The Parishes And Townships Of North Tynedale
In the usual manner of county histories, volume XV of the Northumberland County History (NCH XV (1940), 234-80) discusses the history of North Tynedale primarily within the framework of ecclesiastical parishes and their constituent townships, following the example of all the previous volumes in the series and John Hodgson’s History of Northumberland before that. Yet these 19th century parishes and townships were relatively recent creations in North Tynedale.
The townships of Charlton West Quarter, Tarretburn and West Tarset, which all feature as a territorial units in the Northumberland County History, were established in 1729 by Thomas Sharp, Archdeacon of Northumberland, specifically to administer poor relief, taking advantage of the 1662 Poor Law Act which had designated ‘every Township or Village’ in northern England as the unit for poor-rate assessment and collection (Charlton 1987, 98-9; cf. Winchester 1987, 27). Each of these townships was henceforth responsible for the maintenance of its own poor and setting a separate poor rate. Prior to 1729, the Chapelry of Bellingham had been subdivided into four wards for more convenient collection of the poor rate, but these wards had not set a separate rate.
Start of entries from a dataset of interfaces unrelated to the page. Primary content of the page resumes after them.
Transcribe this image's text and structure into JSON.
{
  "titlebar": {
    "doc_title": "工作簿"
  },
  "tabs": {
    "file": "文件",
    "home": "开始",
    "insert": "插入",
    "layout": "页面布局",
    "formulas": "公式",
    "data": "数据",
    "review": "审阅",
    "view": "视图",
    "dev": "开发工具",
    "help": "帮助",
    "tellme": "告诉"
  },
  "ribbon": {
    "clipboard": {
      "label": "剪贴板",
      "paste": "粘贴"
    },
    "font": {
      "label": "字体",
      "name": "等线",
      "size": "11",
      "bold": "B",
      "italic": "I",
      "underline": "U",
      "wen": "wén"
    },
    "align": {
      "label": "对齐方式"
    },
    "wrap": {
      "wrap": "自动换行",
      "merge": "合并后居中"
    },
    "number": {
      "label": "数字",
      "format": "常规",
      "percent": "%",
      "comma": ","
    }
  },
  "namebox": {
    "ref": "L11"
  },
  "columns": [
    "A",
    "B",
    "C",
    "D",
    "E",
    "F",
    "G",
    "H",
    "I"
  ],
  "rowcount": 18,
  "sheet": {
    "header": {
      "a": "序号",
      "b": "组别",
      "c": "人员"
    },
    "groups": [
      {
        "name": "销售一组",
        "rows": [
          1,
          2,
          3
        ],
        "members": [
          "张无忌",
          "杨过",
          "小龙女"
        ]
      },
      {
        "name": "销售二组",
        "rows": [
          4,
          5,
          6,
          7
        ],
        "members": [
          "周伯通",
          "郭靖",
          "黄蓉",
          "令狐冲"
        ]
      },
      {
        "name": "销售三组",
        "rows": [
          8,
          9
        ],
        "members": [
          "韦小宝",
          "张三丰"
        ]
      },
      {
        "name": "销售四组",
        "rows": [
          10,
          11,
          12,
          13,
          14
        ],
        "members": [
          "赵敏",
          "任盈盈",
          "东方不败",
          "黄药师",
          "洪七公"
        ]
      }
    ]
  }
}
Some of these townships may have been based on earlier territorial units, but their names have a rather artificial character - West Tarset or Plashetts and Tynehead indicative of institutions established by bureaucratic fiat.